TASK TO COMPLETE: Match the word "created". Return each line of the data below where it appears.

Records from a dataset:
===============
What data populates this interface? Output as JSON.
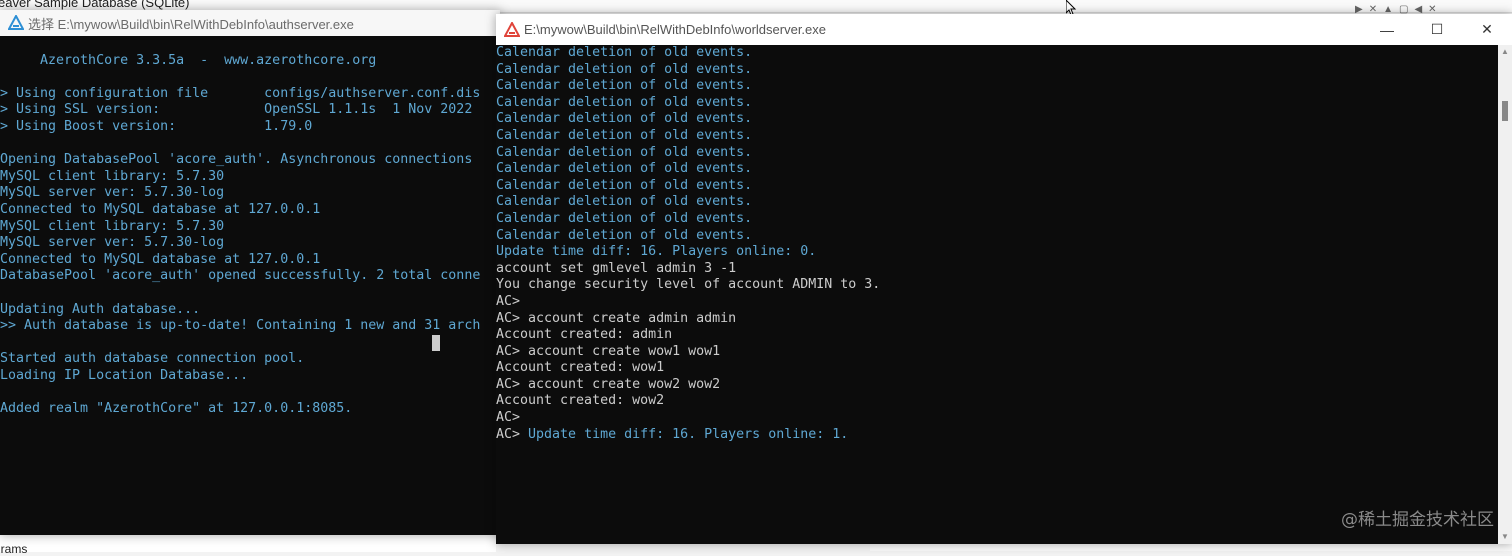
{
  "background": {
    "title_fragment": "eaver Sample Database (SQLite)",
    "bottom_fragment": "grams"
  },
  "auth_window": {
    "title": "选择 E:\\mywow\\Build\\bin\\RelWithDebInfo\\authserver.exe",
    "lines": [
      {
        "text": "",
        "color": "gray"
      },
      {
        "text": "     AzerothCore 3.3.5a  -  www.azerothcore.org",
        "color": "cyan"
      },
      {
        "text": "",
        "color": "gray"
      },
      {
        "text": "> Using configuration file       configs/authserver.conf.dis",
        "color": "cyan"
      },
      {
        "text": "> Using SSL version:             OpenSSL 1.1.1s  1 Nov 2022",
        "color": "cyan"
      },
      {
        "text": "> Using Boost version:           1.79.0",
        "color": "cyan"
      },
      {
        "text": "",
        "color": "gray"
      },
      {
        "text": "Opening DatabasePool 'acore_auth'. Asynchronous connections",
        "color": "cyan"
      },
      {
        "text": "MySQL client library: 5.7.30",
        "color": "cyan"
      },
      {
        "text": "MySQL server ver: 5.7.30-log",
        "color": "cyan"
      },
      {
        "text": "Connected to MySQL database at 127.0.0.1",
        "color": "cyan"
      },
      {
        "text": "MySQL client library: 5.7.30",
        "color": "cyan"
      },
      {
        "text": "MySQL server ver: 5.7.30-log",
        "color": "cyan"
      },
      {
        "text": "Connected to MySQL database at 127.0.0.1",
        "color": "cyan"
      },
      {
        "text": "DatabasePool 'acore_auth' opened successfully. 2 total conne",
        "color": "cyan"
      },
      {
        "text": "",
        "color": "gray"
      },
      {
        "text": "Updating Auth database...",
        "color": "cyan"
      },
      {
        "text": ">> Auth database is up-to-date! Containing 1 new and 31 arch",
        "color": "cyan"
      },
      {
        "text": "",
        "color": "gray",
        "cursor": true
      },
      {
        "text": "Started auth database connection pool.",
        "color": "cyan"
      },
      {
        "text": "Loading IP Location Database...",
        "color": "cyan"
      },
      {
        "text": "",
        "color": "gray"
      },
      {
        "text": "Added realm \"AzerothCore\" at 127.0.0.1:8085.",
        "color": "cyan"
      }
    ]
  },
  "world_window": {
    "title": "E:\\mywow\\Build\\bin\\RelWithDebInfo\\worldserver.exe",
    "controls": {
      "minimize": "—",
      "maximize": "☐",
      "close": "✕"
    },
    "lines": [
      {
        "text": "Calendar deletion of old events.",
        "color": "cyan"
      },
      {
        "text": "Calendar deletion of old events.",
        "color": "cyan"
      },
      {
        "text": "Calendar deletion of old events.",
        "color": "cyan"
      },
      {
        "text": "Calendar deletion of old events.",
        "color": "cyan"
      },
      {
        "text": "Calendar deletion of old events.",
        "color": "cyan"
      },
      {
        "text": "Calendar deletion of old events.",
        "color": "cyan"
      },
      {
        "text": "Calendar deletion of old events.",
        "color": "cyan"
      },
      {
        "text": "Calendar deletion of old events.",
        "color": "cyan"
      },
      {
        "text": "Calendar deletion of old events.",
        "color": "cyan"
      },
      {
        "text": "Calendar deletion of old events.",
        "color": "cyan"
      },
      {
        "text": "Calendar deletion of old events.",
        "color": "cyan"
      },
      {
        "text": "Calendar deletion of old events.",
        "color": "cyan"
      },
      {
        "text": "Update time diff: 16. Players online: 0.",
        "color": "cyan"
      },
      {
        "text": "account set gmlevel admin 3 -1",
        "color": "gray"
      },
      {
        "text": "You change security level of account ADMIN to 3.",
        "color": "gray"
      },
      {
        "text": "AC>",
        "color": "gray"
      },
      {
        "text": "AC> account create admin admin",
        "color": "gray"
      },
      {
        "text": "Account created: admin",
        "color": "gray"
      },
      {
        "text": "AC> account create wow1 wow1",
        "color": "gray"
      },
      {
        "text": "Account created: wow1",
        "color": "gray"
      },
      {
        "text": "AC> account create wow2 wow2",
        "color": "gray"
      },
      {
        "text": "Account created: wow2",
        "color": "gray"
      },
      {
        "text": "AC>",
        "color": "gray"
      },
      {
        "prompt": "AC> ",
        "text": "Update time diff: 16. Players online: 1.",
        "color": "cyan"
      }
    ]
  },
  "watermark": "@稀土掘金技术社区",
  "colors": {
    "gray": "#cccccc",
    "cyan": "#5fa8d3",
    "console_bg": "#0c0c0c"
  }
}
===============
TASK SOLUTION:
        "text": "Account created: admin",
        "text": "Account created: wow1",
        "text": "Account created: wow2",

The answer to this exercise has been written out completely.